[Opening RECORDS SHOWN section]
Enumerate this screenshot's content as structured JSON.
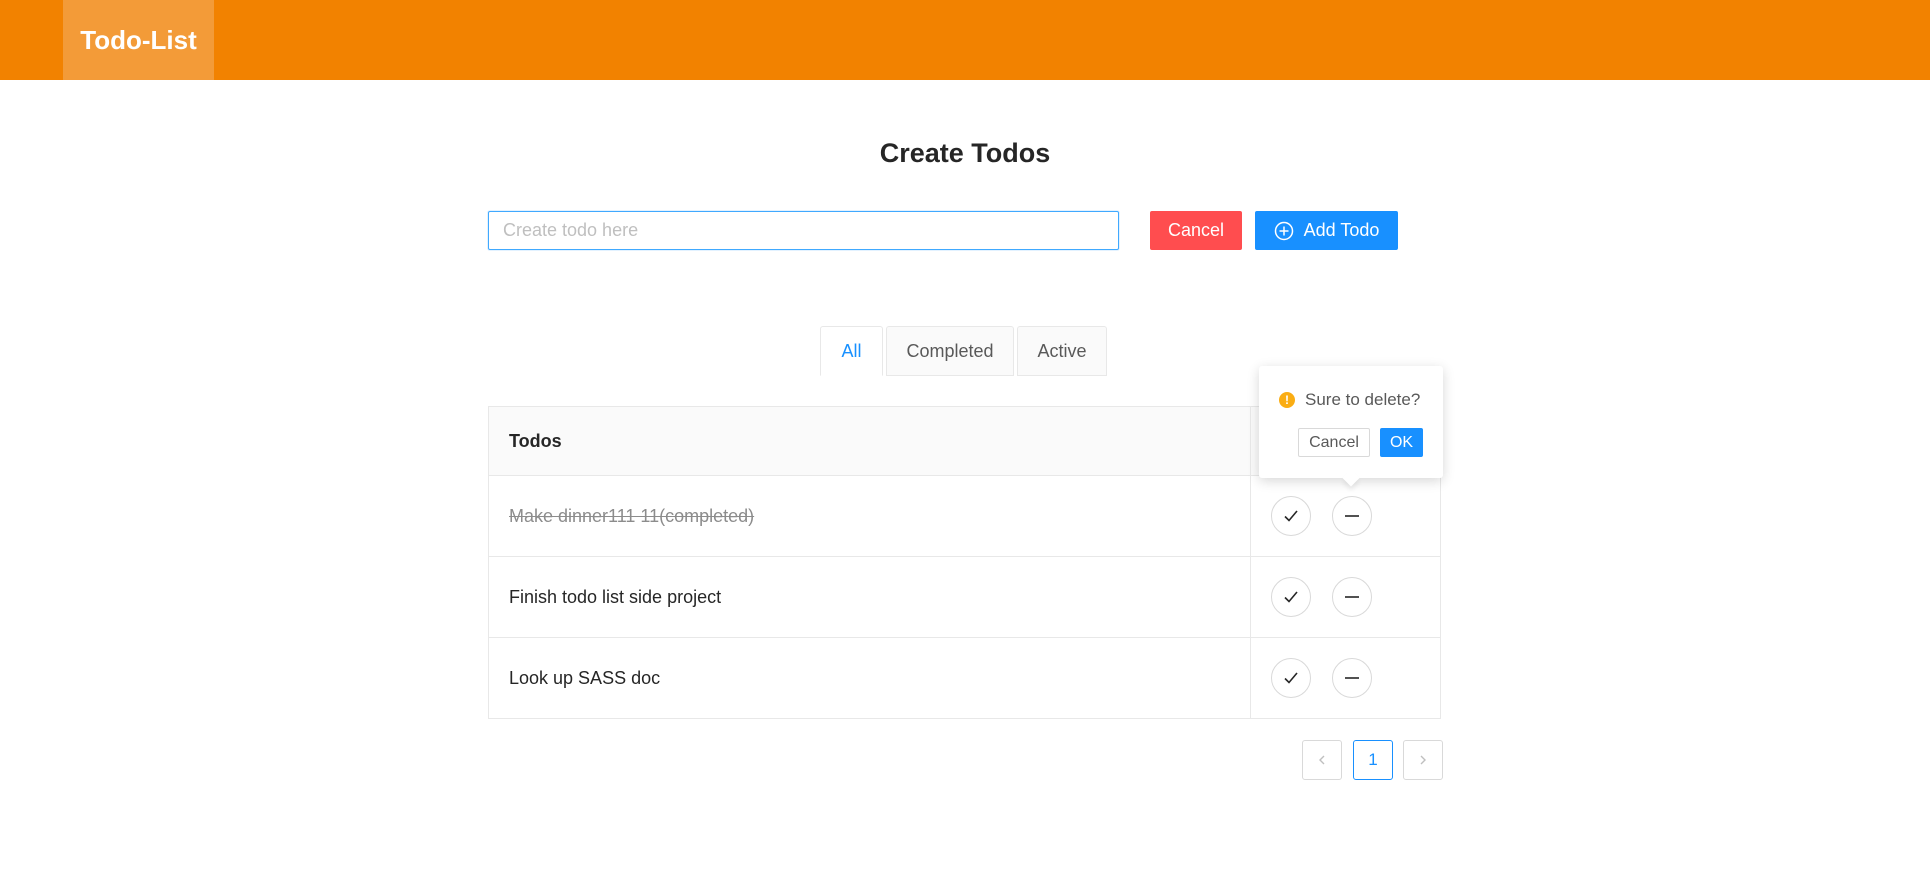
{
  "header": {
    "logo": "Todo-List",
    "color": "#f28200"
  },
  "main": {
    "title": "Create Todos",
    "input_placeholder": "Create todo here",
    "input_value": "",
    "cancel_label": "Cancel",
    "add_label": "Add Todo",
    "add_icon": "plus-circle-icon"
  },
  "tabs": [
    {
      "label": "All",
      "active": true
    },
    {
      "label": "Completed",
      "active": false
    },
    {
      "label": "Active",
      "active": false
    }
  ],
  "table": {
    "header": "Todos",
    "rows": [
      {
        "text": "Make dinner111 11(completed)",
        "completed": true,
        "icons": [
          "check-icon",
          "minus-icon"
        ]
      },
      {
        "text": "Finish todo list side project",
        "completed": false,
        "icons": [
          "check-icon",
          "minus-icon"
        ]
      },
      {
        "text": "Look up SASS doc",
        "completed": false,
        "icons": [
          "check-icon",
          "minus-icon"
        ]
      }
    ]
  },
  "popconfirm": {
    "message": "Sure to delete?",
    "icon": "exclamation-circle-icon",
    "cancel_label": "Cancel",
    "ok_label": "OK"
  },
  "pagination": {
    "current_page": "1",
    "prev_icon": "chevron-left-icon",
    "next_icon": "chevron-right-icon"
  },
  "colors": {
    "primary": "#1890ff",
    "danger": "#ff4d4f",
    "warning": "#faad14",
    "header": "#f28200",
    "logo_bg": "#f39b38"
  }
}
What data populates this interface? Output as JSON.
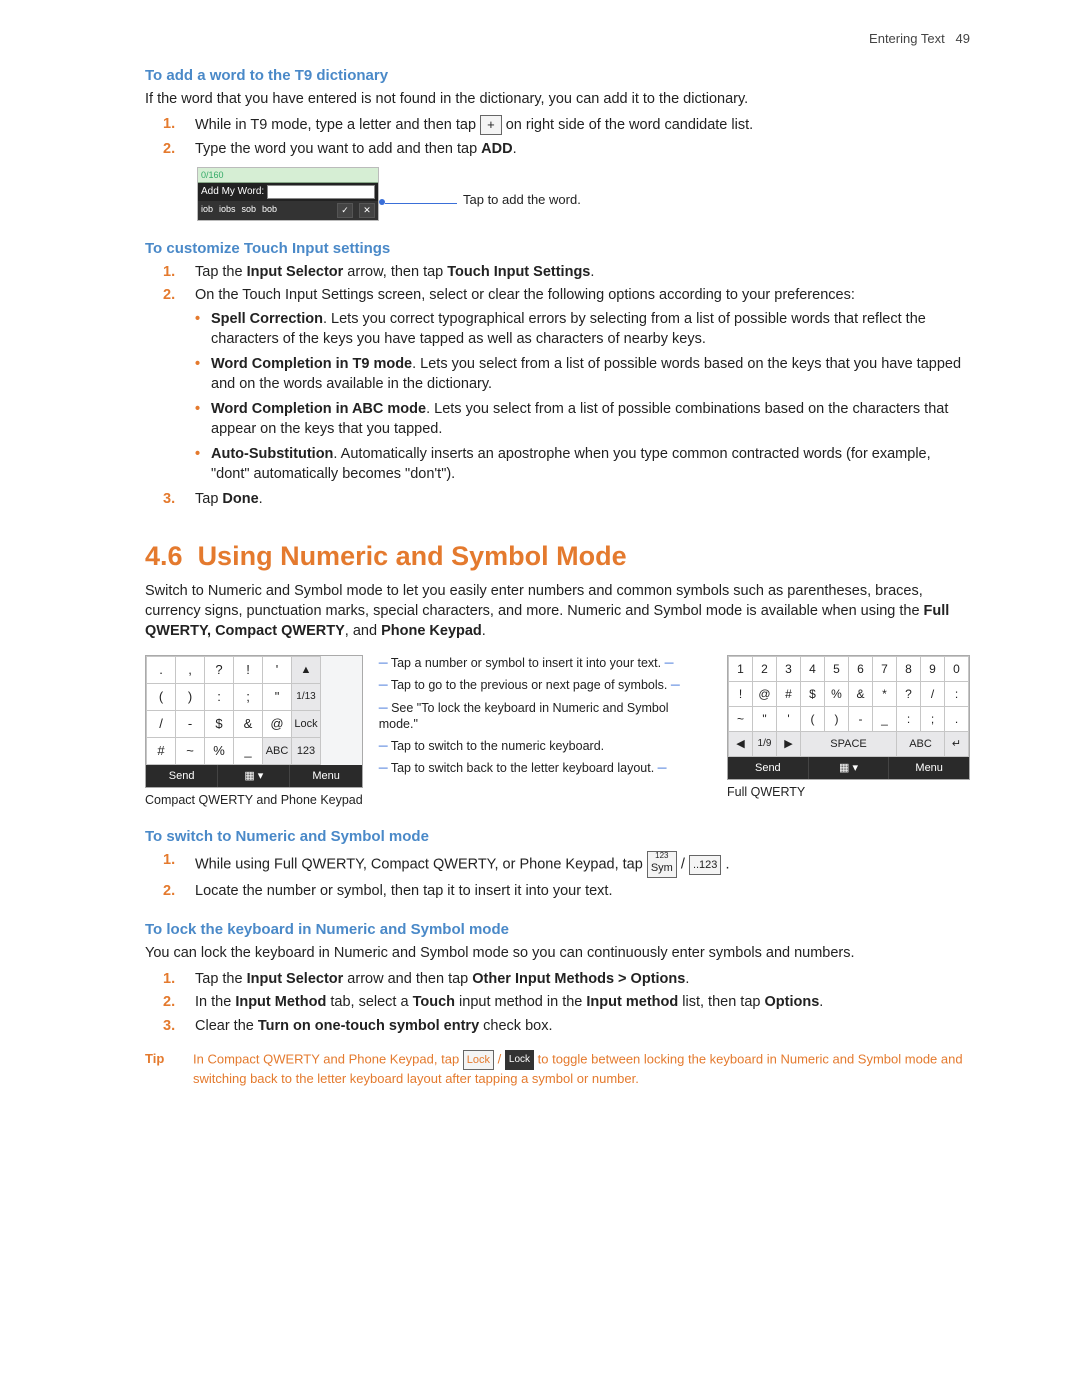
{
  "runningHead": {
    "chapter": "Entering Text",
    "page": "49"
  },
  "sec1": {
    "title": "To add a word to the T9 dictionary",
    "intro": "If the word that you have entered is not found in the dictionary, you can add it to the dictionary.",
    "step1a": "While in T9 mode, type a letter and then tap ",
    "plusIcon": "+",
    "step1b": " on right side of the word candidate list.",
    "step2a": "Type the word you want to add and then tap ",
    "step2bold": "ADD",
    "step2b": ".",
    "fig": {
      "counter": "0/160",
      "label": "Add My Word:",
      "suggestions": [
        "iob",
        "iobs",
        "sob",
        "bob"
      ],
      "callout": "Tap to add the word."
    }
  },
  "sec2": {
    "title": "To customize Touch Input settings",
    "step1a": "Tap the ",
    "step1b": "Input Selector",
    "step1c": " arrow, then tap ",
    "step1d": "Touch Input Settings",
    "step1e": ".",
    "step2": "On the Touch Input Settings screen, select or clear the following options according to your preferences:",
    "bullets": [
      {
        "b": "Spell Correction",
        "t": ". Lets you correct typographical errors by selecting from a list of possible words that reflect the characters of the keys you have tapped as well as characters of nearby keys."
      },
      {
        "b": "Word Completion in T9 mode",
        "t": ". Lets you select from a list of possible words based on the keys that you have tapped and on the words available in the dictionary."
      },
      {
        "b": "Word Completion in ABC mode",
        "t": ". Lets you select from a list of possible combinations based on the characters that appear on the keys that you tapped."
      },
      {
        "b": "Auto-Substitution",
        "t": ". Automatically inserts an apostrophe when you type common contracted words (for example, \"dont\" automatically becomes \"don't\")."
      }
    ],
    "step3a": "Tap ",
    "step3b": "Done",
    "step3c": "."
  },
  "sec3": {
    "number": "4.6",
    "title": "Using Numeric and Symbol Mode",
    "intro_a": "Switch to Numeric and Symbol mode to let you easily enter numbers and common symbols such as parentheses, braces, currency signs, punctuation marks, special characters, and more. Numeric and Symbol mode is available when using the ",
    "intro_b": "Full QWERTY, Compact QWERTY",
    "intro_c": ", and ",
    "intro_d": "Phone Keypad",
    "intro_e": ".",
    "callouts": {
      "c1": "Tap a number or symbol to insert it into your text.",
      "c2": "Tap to go to the previous or next page of symbols.",
      "c3": "See \"To lock the keyboard in Numeric and Symbol mode.\"",
      "c4": "Tap to switch to the numeric keyboard.",
      "c5": "Tap to switch back to the letter keyboard layout."
    },
    "kbCompact": {
      "rows": [
        [
          ".",
          ",",
          "?",
          "!",
          "'",
          "▲"
        ],
        [
          "(",
          ")",
          ":",
          ";",
          "\"",
          "1/13"
        ],
        [
          "/",
          "-",
          "$",
          "&",
          "@",
          "Lock"
        ],
        [
          "#",
          "~",
          "%",
          "_",
          "ABC",
          "123"
        ]
      ],
      "bottom": [
        "Send",
        "▦ ▾",
        "Menu"
      ],
      "caption": "Compact QWERTY and Phone Keypad"
    },
    "kbFull": {
      "rows": [
        [
          "1",
          "2",
          "3",
          "4",
          "5",
          "6",
          "7",
          "8",
          "9",
          "0"
        ],
        [
          "!",
          "@",
          "#",
          "$",
          "%",
          "&",
          "*",
          "?",
          "/",
          ":"
        ],
        [
          "~",
          "\"",
          "'",
          "(",
          ")",
          "-",
          "_",
          ":",
          ";",
          "."
        ]
      ],
      "pager": [
        "◀",
        "1/9",
        "▶",
        "SPACE",
        "ABC",
        "↵"
      ],
      "bottom": [
        "Send",
        "▦ ▾",
        "Menu"
      ],
      "caption": "Full QWERTY"
    }
  },
  "sec4": {
    "title": "To switch to Numeric and Symbol mode",
    "step1a": "While using Full QWERTY, Compact QWERTY, or Phone Keypad, tap ",
    "icon1top": "123",
    "icon1": "Sym",
    "slash": " / ",
    "icon2": "..123",
    "step1b": " .",
    "step2": "Locate the number or symbol, then tap it to insert it into your text."
  },
  "sec5": {
    "title": "To lock the keyboard in Numeric and Symbol mode",
    "intro": "You can lock the keyboard in Numeric and Symbol mode so you can continuously enter symbols and numbers.",
    "step1a": "Tap the ",
    "step1b": "Input Selector",
    "step1c": " arrow and then tap ",
    "step1d": "Other Input Methods > Options",
    "step1e": ".",
    "step2a": "In the ",
    "step2b": "Input Method",
    "step2c": " tab, select a ",
    "step2d": "Touch",
    "step2e": " input method in the ",
    "step2f": "Input method",
    "step2g": " list, then tap ",
    "step2h": "Options",
    "step2i": ".",
    "step3a": "Clear the ",
    "step3b": "Turn on one-touch symbol entry",
    "step3c": " check box."
  },
  "tip": {
    "label": "Tip",
    "a": "In Compact QWERTY and Phone Keypad, tap ",
    "icon1": "Lock",
    "slash": " / ",
    "icon2": "Lock",
    "b": " to toggle between locking the keyboard in Numeric and Symbol mode and switching back to the letter keyboard layout after tapping a symbol or number."
  }
}
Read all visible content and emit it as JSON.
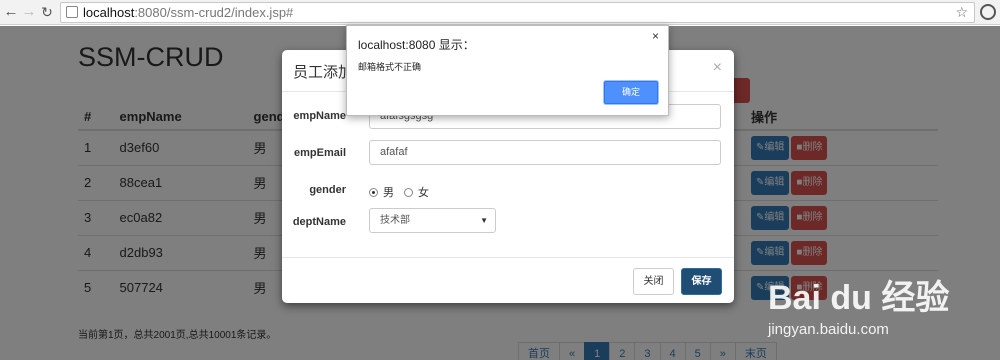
{
  "browser": {
    "url_host": "localhost",
    "url_path": ":8080/ssm-crud2/index.jsp#"
  },
  "page": {
    "title": "SSM-CRUD",
    "table": {
      "headers": [
        "#",
        "empName",
        "gender",
        "操作"
      ],
      "rows": [
        {
          "id": "1",
          "name": "d3ef60",
          "gender": "男"
        },
        {
          "id": "2",
          "name": "88cea1",
          "gender": "男"
        },
        {
          "id": "3",
          "name": "ec0a82",
          "gender": "男"
        },
        {
          "id": "4",
          "name": "d2db93",
          "gender": "男"
        },
        {
          "id": "5",
          "name": "507724",
          "gender": "男"
        }
      ],
      "edit_label": "编辑",
      "delete_label": "删除"
    },
    "page_info": "当前第1页，总共2001页,总共10001条记录。",
    "pagination": [
      "首页",
      "«",
      "1",
      "2",
      "3",
      "4",
      "5",
      "»",
      "末页"
    ],
    "active_page": "1"
  },
  "modal": {
    "title": "员工添加",
    "close": "×",
    "fields": {
      "empName_label": "empName",
      "empName_value": "afafsgsgsg",
      "empEmail_label": "empEmail",
      "empEmail_value": "afafaf",
      "gender_label": "gender",
      "gender_male": "男",
      "gender_female": "女",
      "dept_label": "deptName",
      "dept_value": "技术部"
    },
    "close_button": "关闭",
    "save_button": "保存"
  },
  "alert": {
    "title": "localhost:8080 显示：",
    "close": "×",
    "message": "邮箱格式不正确",
    "ok_button": "确定"
  },
  "watermark": {
    "logo": "Bai du 经验",
    "url": "jingyan.baidu.com"
  }
}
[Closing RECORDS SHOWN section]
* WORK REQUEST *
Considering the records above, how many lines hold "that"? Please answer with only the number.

* RESPONSE TO THE EXERCISE *
4